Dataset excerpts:

· · · · ·

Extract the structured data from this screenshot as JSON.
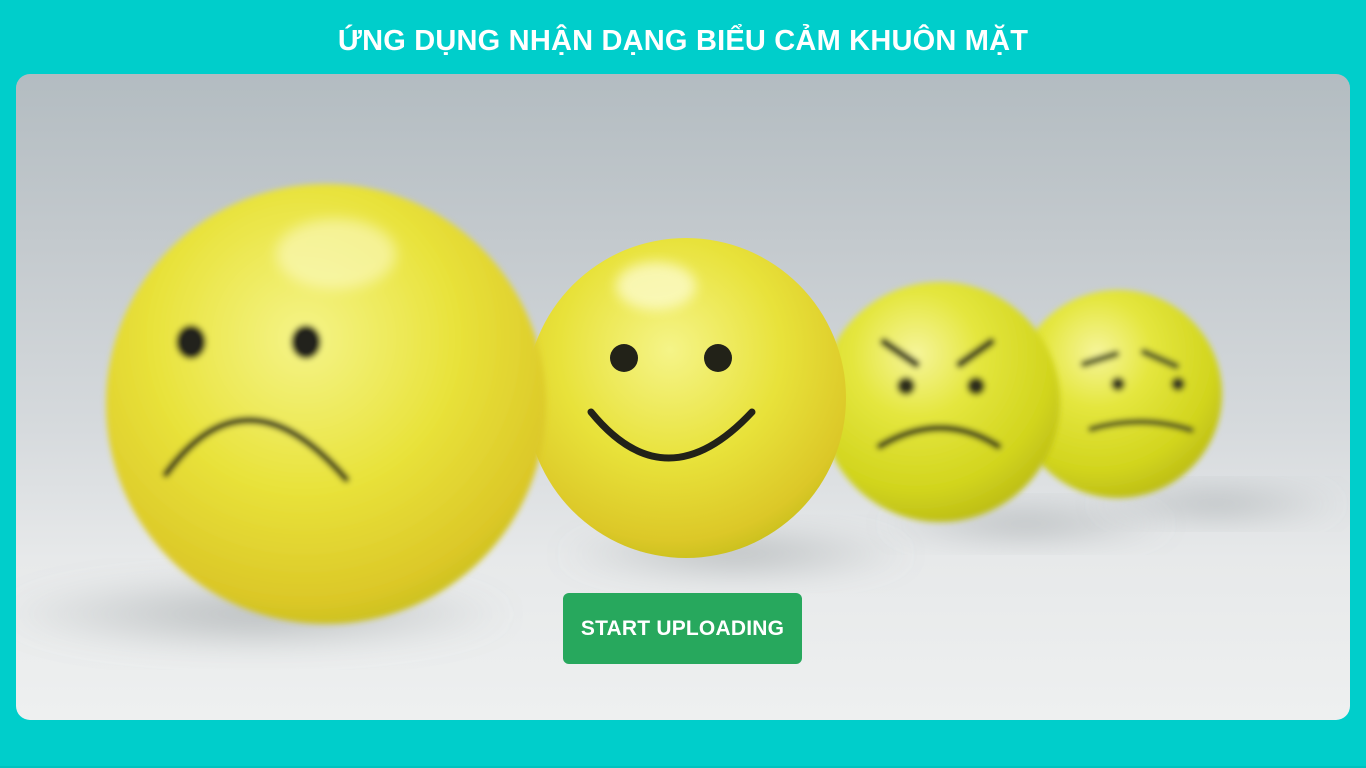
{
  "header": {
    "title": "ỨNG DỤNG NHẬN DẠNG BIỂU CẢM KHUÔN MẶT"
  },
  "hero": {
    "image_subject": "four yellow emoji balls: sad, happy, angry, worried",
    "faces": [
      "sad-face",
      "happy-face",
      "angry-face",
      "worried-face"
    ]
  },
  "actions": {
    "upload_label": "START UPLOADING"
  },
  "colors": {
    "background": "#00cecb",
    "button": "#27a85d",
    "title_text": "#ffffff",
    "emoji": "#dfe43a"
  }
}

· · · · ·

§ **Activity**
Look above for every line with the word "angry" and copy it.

§ **Exercise answer**
    "image_subject": "four yellow emoji balls: sad, happy, angry, worried",
      "angry-face",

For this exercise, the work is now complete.